As I said in a previous post, there’s one and only one way to know whether something is worth or not : whether it supports the enteprise’s strategy, whether not. In the first case it’s worth being done, in the second it’s worth being forgotten. In concrete termes, that mean the only question in the enterprise 2.0 debate should be to explore if, and in which way, it can support strategy.
As enterprise 2.0 aims at taking the most of intagible assets, we have to wonder if those assets are really useful or if they’re just “nice to manage”, and if what we put in this big bag called enterprise 2.0 can really help to harness them. This will be the purpose of a coming series of posts.
The problem with intangible things is that even if we feel they are very important, i’s hard to mathematically quantify their contibution. We know they help to create value without being able to say how and how much. Because of that, when it’s time to make a decision about investment, this area is often left aside.

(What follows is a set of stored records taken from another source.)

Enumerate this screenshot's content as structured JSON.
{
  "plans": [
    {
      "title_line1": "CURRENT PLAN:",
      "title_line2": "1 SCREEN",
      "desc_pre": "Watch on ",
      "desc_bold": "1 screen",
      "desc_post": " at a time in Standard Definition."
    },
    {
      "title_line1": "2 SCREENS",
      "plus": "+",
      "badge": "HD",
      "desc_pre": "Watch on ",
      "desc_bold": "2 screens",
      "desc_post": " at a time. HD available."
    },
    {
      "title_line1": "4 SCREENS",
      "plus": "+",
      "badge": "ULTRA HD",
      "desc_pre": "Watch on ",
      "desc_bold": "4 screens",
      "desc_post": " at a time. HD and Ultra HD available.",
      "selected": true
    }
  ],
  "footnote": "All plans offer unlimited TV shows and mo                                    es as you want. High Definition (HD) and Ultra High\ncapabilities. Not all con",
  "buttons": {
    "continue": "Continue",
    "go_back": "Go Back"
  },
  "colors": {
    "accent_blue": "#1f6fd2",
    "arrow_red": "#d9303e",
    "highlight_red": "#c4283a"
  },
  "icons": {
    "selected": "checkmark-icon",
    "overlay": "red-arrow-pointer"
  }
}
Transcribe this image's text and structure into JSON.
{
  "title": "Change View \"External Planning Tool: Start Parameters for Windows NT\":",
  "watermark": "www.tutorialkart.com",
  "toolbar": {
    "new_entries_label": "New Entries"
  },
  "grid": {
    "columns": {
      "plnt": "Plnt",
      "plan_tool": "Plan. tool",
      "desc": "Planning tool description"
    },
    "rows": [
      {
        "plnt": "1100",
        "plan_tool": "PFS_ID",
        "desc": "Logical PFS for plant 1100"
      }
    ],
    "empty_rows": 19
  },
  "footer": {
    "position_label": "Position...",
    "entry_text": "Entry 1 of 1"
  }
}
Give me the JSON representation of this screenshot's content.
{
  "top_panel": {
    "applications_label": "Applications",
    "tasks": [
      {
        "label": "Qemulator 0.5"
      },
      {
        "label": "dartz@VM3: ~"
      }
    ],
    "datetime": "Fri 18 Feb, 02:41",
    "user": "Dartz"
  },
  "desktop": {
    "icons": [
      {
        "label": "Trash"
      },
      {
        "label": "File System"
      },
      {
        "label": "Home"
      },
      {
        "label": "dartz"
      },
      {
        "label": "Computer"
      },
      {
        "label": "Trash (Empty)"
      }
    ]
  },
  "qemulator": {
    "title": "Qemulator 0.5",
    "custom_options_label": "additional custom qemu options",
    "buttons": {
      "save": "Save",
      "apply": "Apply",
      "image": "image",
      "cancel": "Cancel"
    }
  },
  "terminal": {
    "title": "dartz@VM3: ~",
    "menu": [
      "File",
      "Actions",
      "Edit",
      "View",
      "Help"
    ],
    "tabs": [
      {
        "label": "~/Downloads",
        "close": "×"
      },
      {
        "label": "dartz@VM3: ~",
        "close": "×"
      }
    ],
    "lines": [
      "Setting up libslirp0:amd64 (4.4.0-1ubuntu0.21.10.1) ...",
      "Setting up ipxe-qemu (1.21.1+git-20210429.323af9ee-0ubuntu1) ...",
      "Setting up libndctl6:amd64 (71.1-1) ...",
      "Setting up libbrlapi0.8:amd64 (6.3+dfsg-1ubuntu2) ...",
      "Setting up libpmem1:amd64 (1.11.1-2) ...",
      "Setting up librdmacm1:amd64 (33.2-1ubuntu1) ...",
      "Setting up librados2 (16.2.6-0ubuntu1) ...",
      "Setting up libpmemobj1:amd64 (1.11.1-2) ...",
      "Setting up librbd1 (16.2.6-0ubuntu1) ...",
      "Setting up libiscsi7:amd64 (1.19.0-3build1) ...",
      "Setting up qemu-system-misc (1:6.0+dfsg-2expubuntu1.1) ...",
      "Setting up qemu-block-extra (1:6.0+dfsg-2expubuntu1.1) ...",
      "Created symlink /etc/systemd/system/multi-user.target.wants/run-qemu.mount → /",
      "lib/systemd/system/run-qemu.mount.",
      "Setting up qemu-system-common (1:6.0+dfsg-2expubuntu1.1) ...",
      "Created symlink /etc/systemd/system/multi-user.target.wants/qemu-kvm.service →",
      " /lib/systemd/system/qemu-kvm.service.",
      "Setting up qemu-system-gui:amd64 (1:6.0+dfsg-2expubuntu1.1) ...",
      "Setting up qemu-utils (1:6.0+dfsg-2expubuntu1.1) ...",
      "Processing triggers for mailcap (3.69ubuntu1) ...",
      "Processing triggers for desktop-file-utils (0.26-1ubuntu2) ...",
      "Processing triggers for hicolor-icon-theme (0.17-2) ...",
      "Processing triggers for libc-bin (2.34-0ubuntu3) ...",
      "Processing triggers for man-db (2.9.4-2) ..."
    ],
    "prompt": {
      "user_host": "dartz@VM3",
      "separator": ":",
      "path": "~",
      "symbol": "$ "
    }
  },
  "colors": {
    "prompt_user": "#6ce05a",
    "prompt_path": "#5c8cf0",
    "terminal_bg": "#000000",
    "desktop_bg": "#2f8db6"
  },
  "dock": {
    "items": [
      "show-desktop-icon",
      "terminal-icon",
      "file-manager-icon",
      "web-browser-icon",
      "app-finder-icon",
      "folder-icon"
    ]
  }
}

Since I needed a starting point, my first though took me to the balanced scorecard. Without any prejudice, just because ar first sight I felt there were some possibilities there.
My first thought were confirmed : even if it’s reaaly interesting and powerful, it’s often partially applied, and our balanced scorecard becomes unbalanced due to the priority given to the financial side.
Norton and Kaplan must have come to the same conclusions since they improved their system with the concept of Strategy Maps. Unfortunately most companies focus on the original concept expressed in 1992. Strategy maps dates from 2001 and obviously too few companies really paid attention to what was really important with that.
Instead of presenting different perspectives and hope an equal importance will be given to each, strategy maps show the correlation between all the perspectives in the purpose to support strategy. And the result is meaningful
Of course it’s only a framework that has to be adapted to each particular case but we have things to learn from that.
For example we can see that organization capital, information capital and human capital are the base of every formal business process which contribution in value creation we know how to measure. This sound obvious but shown like that it makes things clear. Without the appropriate clture it’s impossible to support any strategy. It’s the same for key competences, information, management methods etc.
In 60% cases, enterprises have the right strategy but they fail to support it. Perhaps because fundamentals are neglected.
In the coming posts we’ll talk about those differents aspects, what they mean, how to measure them, how to value them. And once we’ve finished we’ll be able to say whether enterprise 2.0 can help, in its technical and organizational side.
Some elements to begin :
â€¢ Value creation is indirect : intangible assets don’t create value by themselves, but through their use in business process.
â€¢ Value is contextual : the value of intangible assets depends on their alignment with strategy
â€¢ Value is potential : if business process don’t use those assets, their value remain potential and can’t be fully realized.
â€¢ Assets are bundled : intangible assets have to be use in conjuction with tangible assets.
For those who want to go furher I recommend you to read the excellent â€œStrategy Mapsâ€œ.